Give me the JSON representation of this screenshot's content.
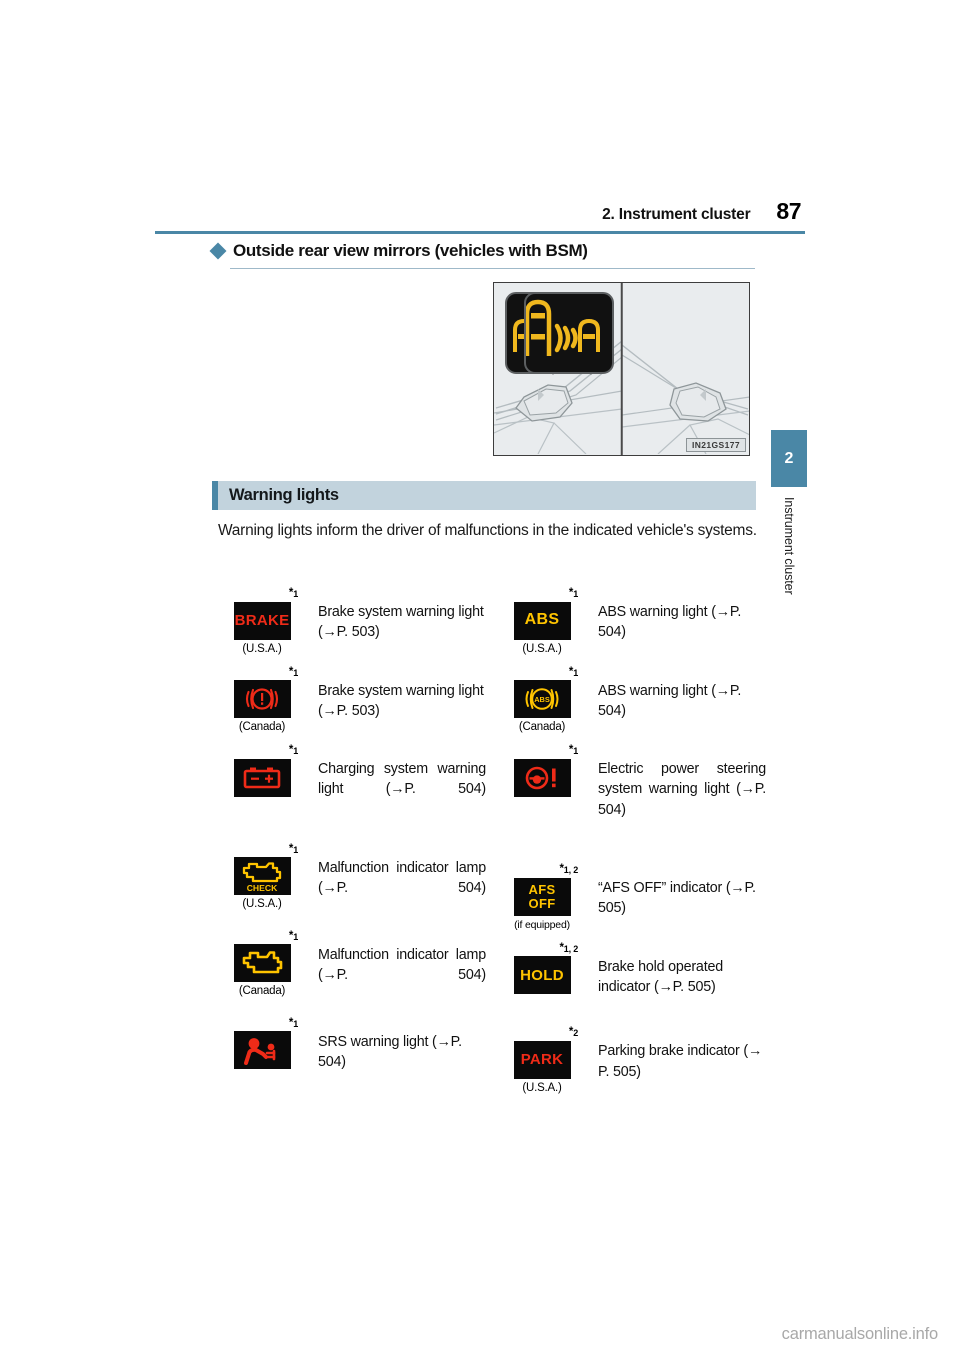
{
  "header": {
    "title": "2. Instrument cluster",
    "page_number": "87",
    "rule_color": "#4a87a6"
  },
  "sub_heading": {
    "bullet_icon": "diamond-bullet-icon",
    "text": "Outside rear view mirrors (vehicles with BSM)"
  },
  "figure": {
    "code": "IN21GS177",
    "alt": "Outside rear view mirrors with BSM indicator close-ups"
  },
  "section": {
    "title": "Warning lights",
    "accent_color": "#4a87a6",
    "band_color": "#c2d3dd",
    "intro": "Warning lights inform the driver of malfunctions in the indicated vehicle's systems."
  },
  "side_tab": {
    "number": "2",
    "label": "Instrument cluster",
    "color": "#4a87a6"
  },
  "watermark": "carmanualsonline.info",
  "colors": {
    "red": "#ef2b18",
    "amber": "#ffc400",
    "symbol_background": "#0a0a0a"
  },
  "warning_lights": {
    "left_column": [
      {
        "footnote": "*1",
        "symbol_type": "brake-text",
        "symbol_text": "BRAKE",
        "symbol_color": "#ef2b18",
        "note": "(U.S.A.)",
        "description": "Brake system warning light (→P. 503)"
      },
      {
        "footnote": "*1",
        "symbol_type": "brake-circle",
        "symbol_text": "(!)",
        "symbol_color": "#ef2b18",
        "note": "(Canada)",
        "description": "Brake system warning light (→P. 503)"
      },
      {
        "footnote": "*1",
        "symbol_type": "battery",
        "symbol_text": "",
        "symbol_color": "#ef2b18",
        "note": "",
        "description": "Charging system warning light (→P. 504)"
      },
      {
        "footnote": "*1",
        "symbol_type": "engine-check",
        "symbol_text": "CHECK",
        "symbol_color": "#ffc400",
        "note": "(U.S.A.)",
        "description": "Malfunction indicator lamp (→P. 504)"
      },
      {
        "footnote": "*1",
        "symbol_type": "engine",
        "symbol_text": "",
        "symbol_color": "#ffc400",
        "note": "(Canada)",
        "description": "Malfunction indicator lamp (→P. 504)"
      },
      {
        "footnote": "*1",
        "symbol_type": "srs-airbag",
        "symbol_text": "",
        "symbol_color": "#ef2b18",
        "note": "",
        "description": "SRS warning light (→P. 504)"
      }
    ],
    "right_column": [
      {
        "footnote": "*1",
        "symbol_type": "abs-text",
        "symbol_text": "ABS",
        "symbol_color": "#ffc400",
        "note": "(U.S.A.)",
        "description": "ABS warning light (→P. 504)"
      },
      {
        "footnote": "*1",
        "symbol_type": "abs-circle",
        "symbol_text": "ABS",
        "symbol_color": "#ffc400",
        "note": "(Canada)",
        "description": "ABS warning light (→P. 504)"
      },
      {
        "footnote": "*1",
        "symbol_type": "steering",
        "symbol_text": "!",
        "symbol_color": "#ef2b18",
        "note": "",
        "description": "Electric power steering system warning light (→P. 504)"
      },
      {
        "footnote": "*1, 2",
        "symbol_type": "afs-off",
        "symbol_text": "AFS OFF",
        "symbol_color": "#ffc400",
        "note": "(if equipped)",
        "description": "“AFS OFF” indicator (→P. 505)"
      },
      {
        "footnote": "*1, 2",
        "symbol_type": "hold-text",
        "symbol_text": "HOLD",
        "symbol_color": "#ffc400",
        "note": "",
        "description": "Brake hold operated indicator (→P. 505)"
      },
      {
        "footnote": "*2",
        "symbol_type": "park-text",
        "symbol_text": "PARK",
        "symbol_color": "#ef2b18",
        "note": "(U.S.A.)",
        "description": "Parking brake indicator (→ P. 505)"
      }
    ]
  }
}
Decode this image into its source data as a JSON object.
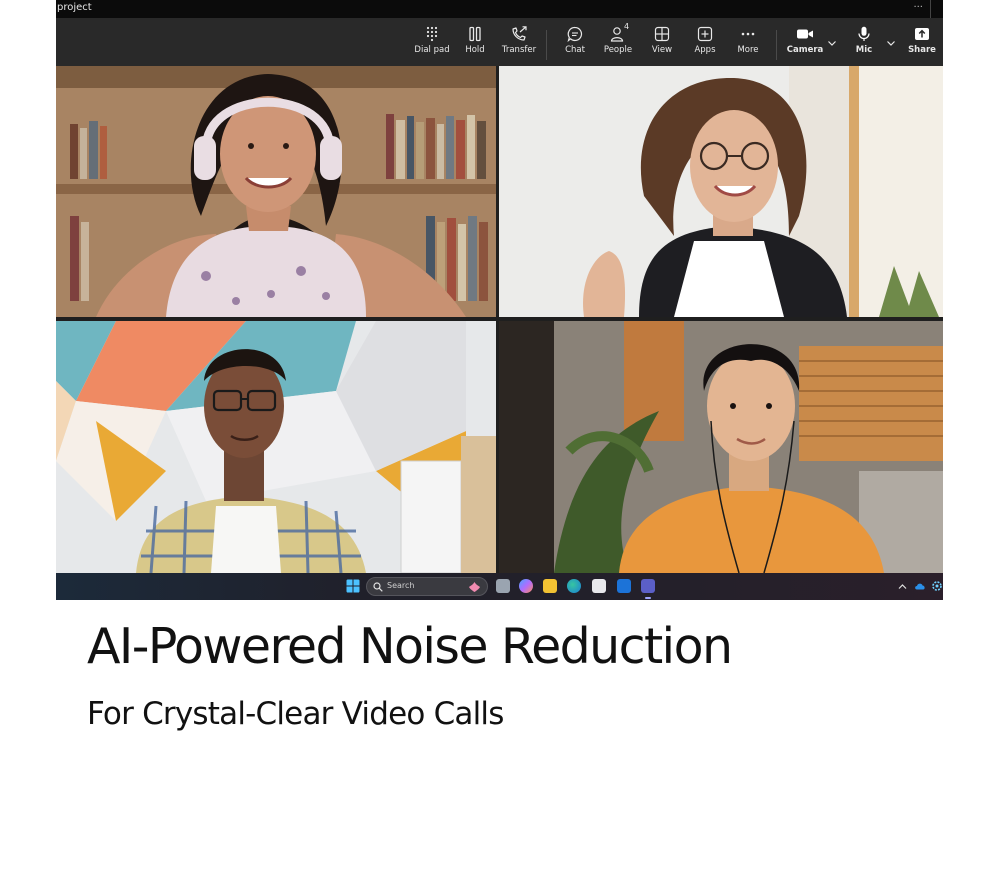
{
  "window": {
    "title": "project",
    "overflow_icon": "more-dots-icon"
  },
  "toolbar": {
    "dialpad_label": "Dial pad",
    "hold_label": "Hold",
    "transfer_label": "Transfer",
    "chat_label": "Chat",
    "people_label": "People",
    "people_count": "4",
    "view_label": "View",
    "apps_label": "Apps",
    "more_label": "More",
    "camera_label": "Camera",
    "mic_label": "Mic",
    "share_label": "Share"
  },
  "participants": [
    {
      "description": "woman-with-headphones"
    },
    {
      "description": "woman-with-glasses"
    },
    {
      "description": "man-with-glasses"
    },
    {
      "description": "man-with-earphones"
    }
  ],
  "taskbar": {
    "search_placeholder": "Search",
    "apps": [
      "windows-start-icon",
      "search-icon",
      "copilot-icon",
      "task-view-icon",
      "file-explorer-icon",
      "edge-icon",
      "store-icon",
      "outlook-icon",
      "teams-icon"
    ],
    "tray": [
      "chevron-up-icon",
      "onedrive-icon",
      "settings-icon"
    ]
  },
  "marketing": {
    "headline": "AI-Powered Noise Reduction",
    "subheadline": "For Crystal-Clear Video Calls"
  },
  "colors": {
    "toolbar_bg": "#292929",
    "titlebar_bg": "#0b0b0b",
    "text_dark": "#111111"
  }
}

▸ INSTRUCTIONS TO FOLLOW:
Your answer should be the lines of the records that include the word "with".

▸ RESULT OF THIS EXERCISE:
    "text": "Outside rear view mirrors (vehicles with BSM)"
    "alt": "Outside rear view mirrors with BSM indicator close-ups"
      "description": "woman-with-headphones"
      "description": "woman-with-glasses"
      "description": "man-with-glasses"
      "description": "man-with-earphones"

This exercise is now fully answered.